[Given data]
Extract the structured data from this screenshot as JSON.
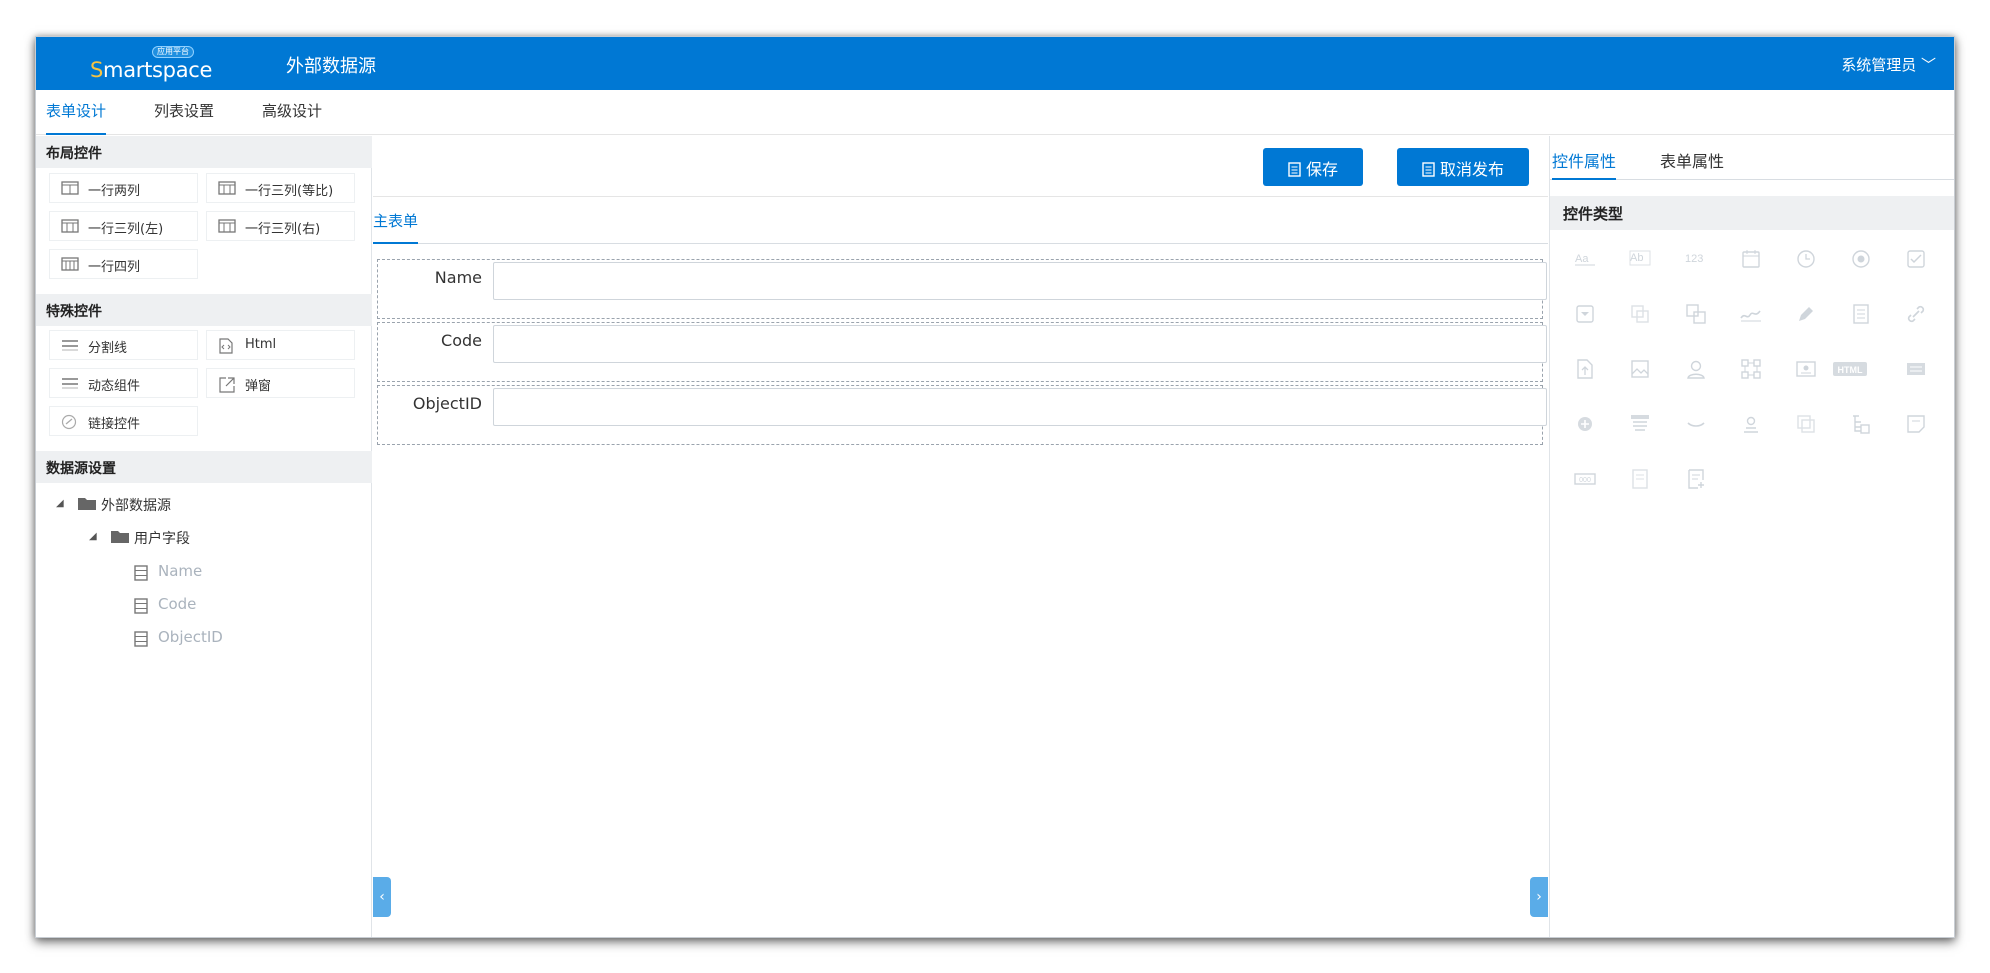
{
  "header": {
    "logo_badge": "应用平台",
    "logo_first": "S",
    "logo_rest": "martspace",
    "title": "外部数据源",
    "user": "系统管理员"
  },
  "top_tabs": [
    "表单设计",
    "列表设置",
    "高级设计"
  ],
  "left": {
    "layout_title": "布局控件",
    "layout_controls": [
      "一行两列",
      "一行三列(等比)",
      "一行三列(左)",
      "一行三列(右)",
      "一行四列"
    ],
    "special_title": "特殊控件",
    "special_controls": [
      "分割线",
      "Html",
      "动态组件",
      "弹窗",
      "链接控件"
    ],
    "datasource_title": "数据源设置",
    "tree": {
      "root": "外部数据源",
      "group": "用户字段",
      "fields": [
        "Name",
        "Code",
        "ObjectID"
      ]
    }
  },
  "toolbar": {
    "save_label": "保存",
    "unpublish_label": "取消发布"
  },
  "form": {
    "tab": "主表单",
    "fields": [
      {
        "label": "Name",
        "value": ""
      },
      {
        "label": "Code",
        "value": ""
      },
      {
        "label": "ObjectID",
        "value": ""
      }
    ]
  },
  "right": {
    "tabs": [
      "控件属性",
      "表单属性"
    ],
    "section_title": "控件类型",
    "control_icons": [
      "single-line-text-icon",
      "multi-line-text-icon",
      "number-icon",
      "date-icon",
      "time-icon",
      "radio-icon",
      "checkbox-icon",
      "dropdown-icon",
      "multi-select-icon",
      "relation-icon",
      "signature-icon",
      "pen-icon",
      "attachment-list-icon",
      "link-icon",
      "upload-icon",
      "image-icon",
      "user-icon",
      "org-icon",
      "id-card-icon",
      "html-icon",
      "form-icon",
      "add-circle-icon",
      "table-icon",
      "divider-icon",
      "location-icon",
      "copy-icon",
      "tree-icon",
      "note-icon",
      "serial-number-icon",
      "document-icon",
      "child-form-icon"
    ],
    "html_icon_text": "HTML",
    "number_icon_text": "123"
  },
  "colors": {
    "primary": "#0078d4",
    "logo_accent": "#f6c343",
    "icon_gray": "#cfd5db"
  }
}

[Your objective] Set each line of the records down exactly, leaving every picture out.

[Solution for this problem]
Extract the structured data from this screenshot as JSON.
{
  "header": {
    "logo_badge": "应用平台",
    "logo_first": "S",
    "logo_rest": "martspace",
    "title": "外部数据源",
    "user": "系统管理员"
  },
  "top_tabs": [
    "表单设计",
    "列表设置",
    "高级设计"
  ],
  "left": {
    "layout_title": "布局控件",
    "layout_controls": [
      "一行两列",
      "一行三列(等比)",
      "一行三列(左)",
      "一行三列(右)",
      "一行四列"
    ],
    "special_title": "特殊控件",
    "special_controls": [
      "分割线",
      "Html",
      "动态组件",
      "弹窗",
      "链接控件"
    ],
    "datasource_title": "数据源设置",
    "tree": {
      "root": "外部数据源",
      "group": "用户字段",
      "fields": [
        "Name",
        "Code",
        "ObjectID"
      ]
    }
  },
  "toolbar": {
    "save_label": "保存",
    "unpublish_label": "取消发布"
  },
  "form": {
    "tab": "主表单",
    "fields": [
      {
        "label": "Name",
        "value": ""
      },
      {
        "label": "Code",
        "value": ""
      },
      {
        "label": "ObjectID",
        "value": ""
      }
    ]
  },
  "right": {
    "tabs": [
      "控件属性",
      "表单属性"
    ],
    "section_title": "控件类型",
    "control_icons": [
      "single-line-text-icon",
      "multi-line-text-icon",
      "number-icon",
      "date-icon",
      "time-icon",
      "radio-icon",
      "checkbox-icon",
      "dropdown-icon",
      "multi-select-icon",
      "relation-icon",
      "signature-icon",
      "pen-icon",
      "attachment-list-icon",
      "link-icon",
      "upload-icon",
      "image-icon",
      "user-icon",
      "org-icon",
      "id-card-icon",
      "html-icon",
      "form-icon",
      "add-circle-icon",
      "table-icon",
      "divider-icon",
      "location-icon",
      "copy-icon",
      "tree-icon",
      "note-icon",
      "serial-number-icon",
      "document-icon",
      "child-form-icon"
    ],
    "html_icon_text": "HTML",
    "number_icon_text": "123"
  },
  "colors": {
    "primary": "#0078d4",
    "logo_accent": "#f6c343",
    "icon_gray": "#cfd5db"
  }
}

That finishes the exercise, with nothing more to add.